Severn is abducted by sex traffickers and locked in a basement. By 15 she’s pregnant by one of the paedophile johns, and suffers a forced abortion. The girls and boys there are given new names, but they etch their real ones into the cement block in the corner, proof that they existed. They rehearse a legend of a girl who once got out. Severn, herself, remains captive for 15 years.

At 31, Severn is expected to manage the others. One day, there’s some kind of incident happening upstairs, and her master, Dominus, wants her to kill them. She refuses, and violence ensues. And so, even her rescue is traumatic. Severn, also, triumphs over her trauma, going to school and qualifying as a social worker, though she has nightmares and still can’t—doesn’t want to-- remember the missing years.

Answering his emails, Darnell plans his talk at an upcoming event about his experience growing up in an abusive home. He’s received an email from Severn, whom his charity had helped, wanting to meet him. Here, there is a fantastic twist in the story (no spoilers) as we suddenly understand Darnells’ role in all this.

In the end, the three characters’ stories come together in the most serendipitous way, and Jonah discovers that, far from living a useless life as he had thought, his actions have had a ‘blind affect’ on many people.

Reading about a person with an unusually bad body odour is a first, and I found that interesting, because I know someone like that.

I found a few mistakes in the editing, but the writing is good. I really hope no reader experiences either the abuse, or the parental neglect that so often turns a blind eye to abuse, like the characters in this book. But for anyone with this kind of experience, it might prove educative or cathartic. The tale of these folks’ woes is told with heart and, amazingly, without self-pity. Jonah is a bit of a whinge, but who could blame him? It’s certainly heartening later in the tale when the characters start finding some happiness in their lives. This book should be a lesson to anyone contemplating suicide that, not only can they survive, but their lives can make a difference to others, sometimes without their even trying. There is always purpose.

Reviewed by

Susie Helme is an American ex-pat living in London, after sojourns in Tokyo, Paris and Geneva, with a passion for ancient history and politics, and magic, mythology and religion. After a career in mobile communications journalism, she has retired to write historical novels and proofread/edit novels.

2021, February - Jonah at Sixty-One

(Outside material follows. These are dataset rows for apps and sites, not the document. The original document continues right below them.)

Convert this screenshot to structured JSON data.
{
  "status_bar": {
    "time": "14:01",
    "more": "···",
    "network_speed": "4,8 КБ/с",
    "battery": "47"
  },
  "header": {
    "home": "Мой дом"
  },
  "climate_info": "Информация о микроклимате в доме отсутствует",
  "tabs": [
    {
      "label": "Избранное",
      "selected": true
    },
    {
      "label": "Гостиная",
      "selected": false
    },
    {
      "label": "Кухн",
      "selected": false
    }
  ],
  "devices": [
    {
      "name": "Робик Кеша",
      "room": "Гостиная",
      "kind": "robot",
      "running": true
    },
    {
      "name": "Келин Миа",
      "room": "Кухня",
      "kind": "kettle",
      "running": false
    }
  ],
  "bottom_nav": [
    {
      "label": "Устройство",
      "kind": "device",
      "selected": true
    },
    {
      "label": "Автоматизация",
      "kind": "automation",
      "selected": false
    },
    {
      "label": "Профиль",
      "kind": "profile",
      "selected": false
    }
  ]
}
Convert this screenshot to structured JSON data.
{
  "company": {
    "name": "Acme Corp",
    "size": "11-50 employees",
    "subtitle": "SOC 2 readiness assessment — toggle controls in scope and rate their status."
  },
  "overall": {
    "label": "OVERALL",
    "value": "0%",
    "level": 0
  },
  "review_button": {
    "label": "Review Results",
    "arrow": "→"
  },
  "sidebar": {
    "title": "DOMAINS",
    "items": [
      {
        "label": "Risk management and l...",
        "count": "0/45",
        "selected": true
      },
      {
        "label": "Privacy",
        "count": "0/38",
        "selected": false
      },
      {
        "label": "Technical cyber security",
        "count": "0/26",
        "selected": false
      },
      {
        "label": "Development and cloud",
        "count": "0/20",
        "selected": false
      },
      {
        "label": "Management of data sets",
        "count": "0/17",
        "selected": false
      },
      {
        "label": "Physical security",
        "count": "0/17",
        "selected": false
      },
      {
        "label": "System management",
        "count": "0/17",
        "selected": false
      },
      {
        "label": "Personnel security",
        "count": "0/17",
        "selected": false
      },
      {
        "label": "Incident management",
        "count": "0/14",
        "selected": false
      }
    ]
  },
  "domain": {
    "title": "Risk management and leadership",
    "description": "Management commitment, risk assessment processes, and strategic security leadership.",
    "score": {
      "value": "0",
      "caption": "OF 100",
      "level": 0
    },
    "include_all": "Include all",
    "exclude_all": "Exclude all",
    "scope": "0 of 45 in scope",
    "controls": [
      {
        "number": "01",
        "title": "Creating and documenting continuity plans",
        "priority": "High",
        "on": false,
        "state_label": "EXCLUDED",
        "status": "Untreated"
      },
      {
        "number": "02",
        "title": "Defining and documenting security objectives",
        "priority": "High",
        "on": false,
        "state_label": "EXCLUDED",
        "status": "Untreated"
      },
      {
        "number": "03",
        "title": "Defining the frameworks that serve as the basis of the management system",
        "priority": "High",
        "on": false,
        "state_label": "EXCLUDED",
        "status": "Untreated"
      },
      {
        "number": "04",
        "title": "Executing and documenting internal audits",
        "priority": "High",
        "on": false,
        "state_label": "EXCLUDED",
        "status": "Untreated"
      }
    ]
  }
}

About the author

Hi, I'm a multi-genre author whose interest in past lives has found footing in many of my novels from science fiction to dystopian fiction to upmarket/literary fiction and now crime/thrillers. It's not always driving the plot, but almost always an underlying theme. view profile

Published on June 22, 2021

80000 words

Contains graphic explicit content ⚠️

Genre: Literary Fiction

Reviewed by